Exercise directions: Without the pictures, give the records again exactly as they appear.

Provided data:
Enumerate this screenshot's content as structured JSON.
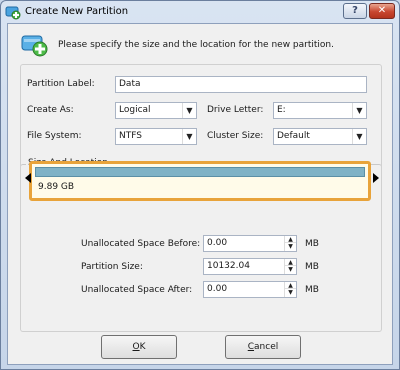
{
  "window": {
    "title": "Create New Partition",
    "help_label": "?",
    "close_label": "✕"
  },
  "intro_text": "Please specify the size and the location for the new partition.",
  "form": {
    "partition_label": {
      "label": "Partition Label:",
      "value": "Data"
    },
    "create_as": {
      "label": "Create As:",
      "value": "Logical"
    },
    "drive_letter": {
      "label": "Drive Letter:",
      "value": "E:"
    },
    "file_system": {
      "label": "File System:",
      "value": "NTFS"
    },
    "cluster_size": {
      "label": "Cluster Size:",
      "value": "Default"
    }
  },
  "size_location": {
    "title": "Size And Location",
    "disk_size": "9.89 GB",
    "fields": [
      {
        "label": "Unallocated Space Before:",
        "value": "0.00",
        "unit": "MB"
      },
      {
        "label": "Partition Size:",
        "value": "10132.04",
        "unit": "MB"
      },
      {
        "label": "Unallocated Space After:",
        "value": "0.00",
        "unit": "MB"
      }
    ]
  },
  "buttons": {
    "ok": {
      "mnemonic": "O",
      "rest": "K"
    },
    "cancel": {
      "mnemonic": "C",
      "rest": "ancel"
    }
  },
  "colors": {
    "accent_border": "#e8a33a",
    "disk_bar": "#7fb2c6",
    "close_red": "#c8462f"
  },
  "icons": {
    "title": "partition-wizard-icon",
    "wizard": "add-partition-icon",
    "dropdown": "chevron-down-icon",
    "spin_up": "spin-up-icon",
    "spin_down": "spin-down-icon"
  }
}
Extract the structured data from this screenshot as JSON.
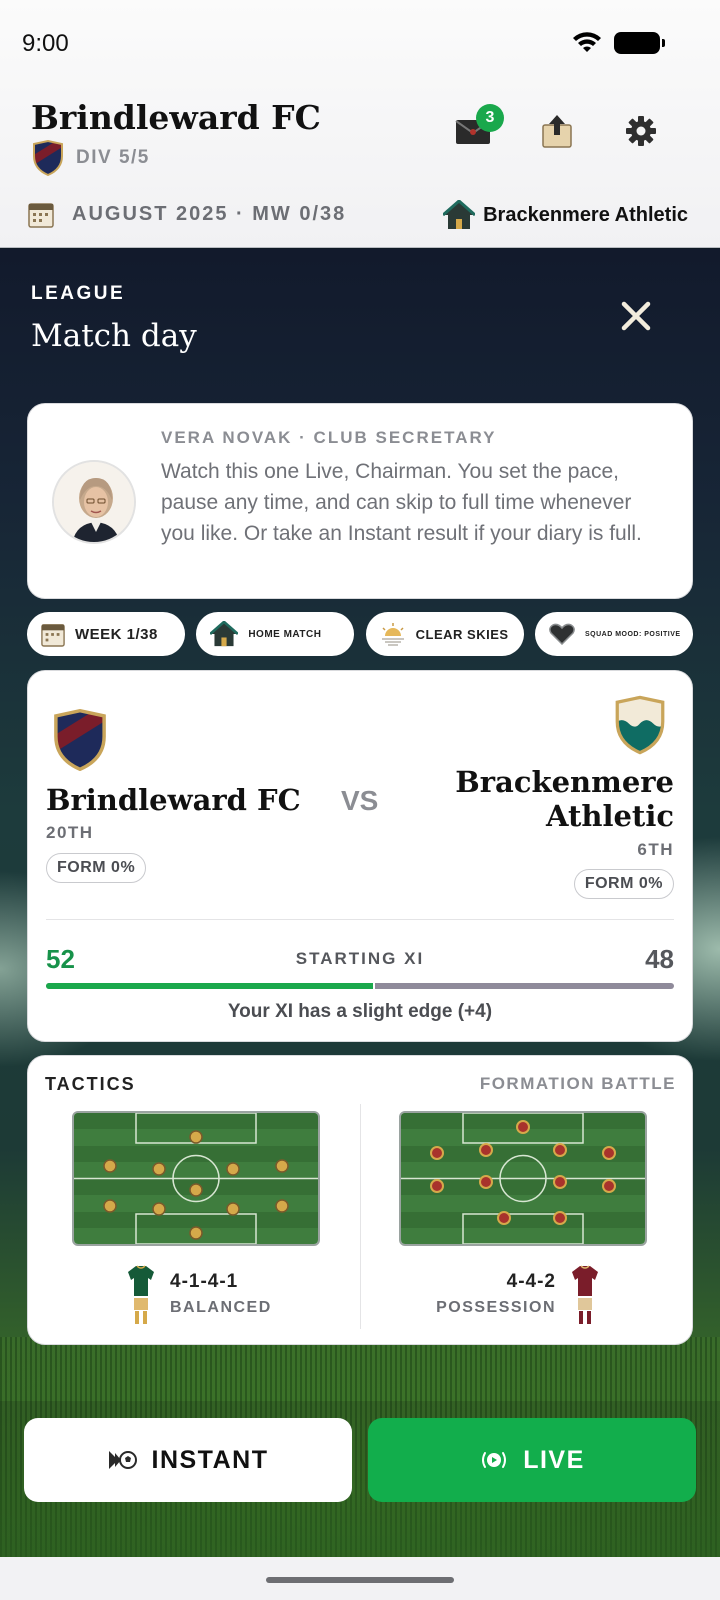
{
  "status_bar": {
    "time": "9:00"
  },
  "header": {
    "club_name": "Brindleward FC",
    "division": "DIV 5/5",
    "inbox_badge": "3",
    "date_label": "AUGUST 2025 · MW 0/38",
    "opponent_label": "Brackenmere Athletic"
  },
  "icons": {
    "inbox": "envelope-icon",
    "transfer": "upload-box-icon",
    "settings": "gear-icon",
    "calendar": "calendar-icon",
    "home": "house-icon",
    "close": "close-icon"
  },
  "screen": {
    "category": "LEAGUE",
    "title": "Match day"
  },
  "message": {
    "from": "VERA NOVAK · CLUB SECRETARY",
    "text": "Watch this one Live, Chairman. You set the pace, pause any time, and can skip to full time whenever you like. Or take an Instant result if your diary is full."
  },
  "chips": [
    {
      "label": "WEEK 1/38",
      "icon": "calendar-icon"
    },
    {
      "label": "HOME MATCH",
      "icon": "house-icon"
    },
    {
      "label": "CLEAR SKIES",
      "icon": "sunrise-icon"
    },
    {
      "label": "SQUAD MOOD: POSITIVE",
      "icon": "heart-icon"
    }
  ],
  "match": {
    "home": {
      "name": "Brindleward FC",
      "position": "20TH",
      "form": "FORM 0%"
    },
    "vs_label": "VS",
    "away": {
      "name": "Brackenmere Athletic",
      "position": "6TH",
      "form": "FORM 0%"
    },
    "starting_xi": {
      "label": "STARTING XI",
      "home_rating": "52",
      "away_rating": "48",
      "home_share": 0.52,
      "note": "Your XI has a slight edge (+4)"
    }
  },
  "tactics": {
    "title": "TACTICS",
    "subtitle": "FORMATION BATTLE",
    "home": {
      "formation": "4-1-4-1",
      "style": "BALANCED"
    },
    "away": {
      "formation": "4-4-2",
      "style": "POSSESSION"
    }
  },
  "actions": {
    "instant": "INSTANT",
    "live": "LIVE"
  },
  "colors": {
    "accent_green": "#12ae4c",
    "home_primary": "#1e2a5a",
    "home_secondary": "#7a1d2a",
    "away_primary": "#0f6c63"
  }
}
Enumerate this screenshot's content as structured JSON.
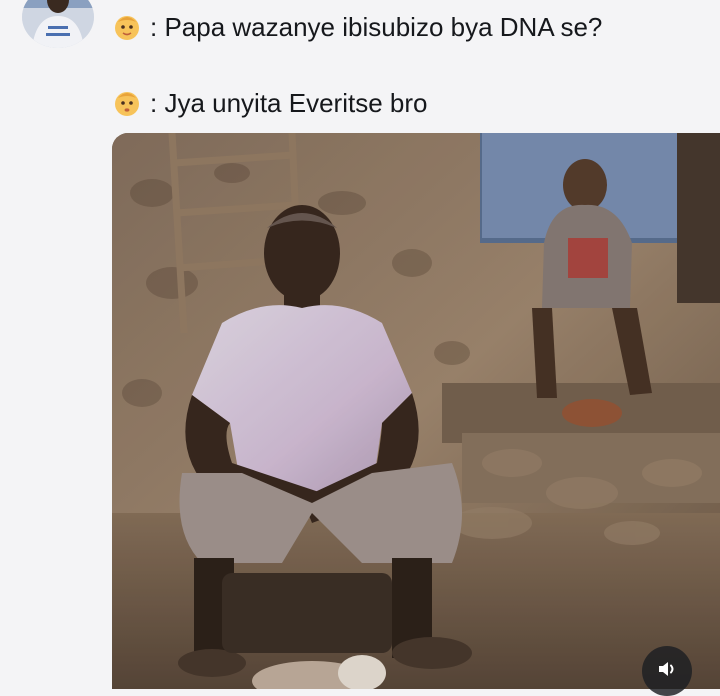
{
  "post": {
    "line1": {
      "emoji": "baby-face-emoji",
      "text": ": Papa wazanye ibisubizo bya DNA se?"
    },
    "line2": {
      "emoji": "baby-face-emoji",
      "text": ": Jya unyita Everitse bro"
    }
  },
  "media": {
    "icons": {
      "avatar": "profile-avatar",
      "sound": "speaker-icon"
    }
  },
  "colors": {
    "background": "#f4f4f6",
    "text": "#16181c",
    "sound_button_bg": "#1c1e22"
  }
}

Answer:
Enumerate this screenshot's content as structured JSON.
{
  "window": {
    "title": "Create New Partition",
    "help_label": "?",
    "close_label": "✕"
  },
  "intro_text": "Please specify the size and the location for the new partition.",
  "form": {
    "partition_label": {
      "label": "Partition Label:",
      "value": "Data"
    },
    "create_as": {
      "label": "Create As:",
      "value": "Logical"
    },
    "drive_letter": {
      "label": "Drive Letter:",
      "value": "E:"
    },
    "file_system": {
      "label": "File System:",
      "value": "NTFS"
    },
    "cluster_size": {
      "label": "Cluster Size:",
      "value": "Default"
    }
  },
  "size_location": {
    "title": "Size And Location",
    "disk_size": "9.89 GB",
    "fields": [
      {
        "label": "Unallocated Space Before:",
        "value": "0.00",
        "unit": "MB"
      },
      {
        "label": "Partition Size:",
        "value": "10132.04",
        "unit": "MB"
      },
      {
        "label": "Unallocated Space After:",
        "value": "0.00",
        "unit": "MB"
      }
    ]
  },
  "buttons": {
    "ok": {
      "mnemonic": "O",
      "rest": "K"
    },
    "cancel": {
      "mnemonic": "C",
      "rest": "ancel"
    }
  },
  "colors": {
    "accent_border": "#e8a33a",
    "disk_bar": "#7fb2c6",
    "close_red": "#c8462f"
  },
  "icons": {
    "title": "partition-wizard-icon",
    "wizard": "add-partition-icon",
    "dropdown": "chevron-down-icon",
    "spin_up": "spin-up-icon",
    "spin_down": "spin-down-icon"
  }
}
Extract the structured data from this screenshot as JSON.
{
  "status_bar": {
    "time": "9:00"
  },
  "header": {
    "club_name": "Brindleward FC",
    "division": "DIV 5/5",
    "inbox_badge": "3",
    "date_label": "AUGUST 2025 · MW 0/38",
    "opponent_label": "Brackenmere Athletic"
  },
  "icons": {
    "inbox": "envelope-icon",
    "transfer": "upload-box-icon",
    "settings": "gear-icon",
    "calendar": "calendar-icon",
    "home": "house-icon",
    "close": "close-icon"
  },
  "screen": {
    "category": "LEAGUE",
    "title": "Match day"
  },
  "message": {
    "from": "VERA NOVAK · CLUB SECRETARY",
    "text": "Watch this one Live, Chairman. You set the pace, pause any time, and can skip to full time whenever you like. Or take an Instant result if your diary is full."
  },
  "chips": [
    {
      "label": "WEEK 1/38",
      "icon": "calendar-icon"
    },
    {
      "label": "HOME MATCH",
      "icon": "house-icon"
    },
    {
      "label": "CLEAR SKIES",
      "icon": "sunrise-icon"
    },
    {
      "label": "SQUAD MOOD: POSITIVE",
      "icon": "heart-icon"
    }
  ],
  "match": {
    "home": {
      "name": "Brindleward FC",
      "position": "20TH",
      "form": "FORM 0%"
    },
    "vs_label": "VS",
    "away": {
      "name": "Brackenmere Athletic",
      "position": "6TH",
      "form": "FORM 0%"
    },
    "starting_xi": {
      "label": "STARTING XI",
      "home_rating": "52",
      "away_rating": "48",
      "home_share": 0.52,
      "note": "Your XI has a slight edge (+4)"
    }
  },
  "tactics": {
    "title": "TACTICS",
    "subtitle": "FORMATION BATTLE",
    "home": {
      "formation": "4-1-4-1",
      "style": "BALANCED"
    },
    "away": {
      "formation": "4-4-2",
      "style": "POSSESSION"
    }
  },
  "actions": {
    "instant": "INSTANT",
    "live": "LIVE"
  },
  "colors": {
    "accent_green": "#12ae4c",
    "home_primary": "#1e2a5a",
    "home_secondary": "#7a1d2a",
    "away_primary": "#0f6c63"
  }
}
Enumerate this screenshot's content as structured JSON.
{
  "post": {
    "line1": {
      "emoji": "baby-face-emoji",
      "text": ": Papa wazanye ibisubizo bya DNA se?"
    },
    "line2": {
      "emoji": "baby-face-emoji",
      "text": ": Jya unyita Everitse bro"
    }
  },
  "media": {
    "icons": {
      "avatar": "profile-avatar",
      "sound": "speaker-icon"
    }
  },
  "colors": {
    "background": "#f4f4f6",
    "text": "#16181c",
    "sound_button_bg": "#1c1e22"
  }
}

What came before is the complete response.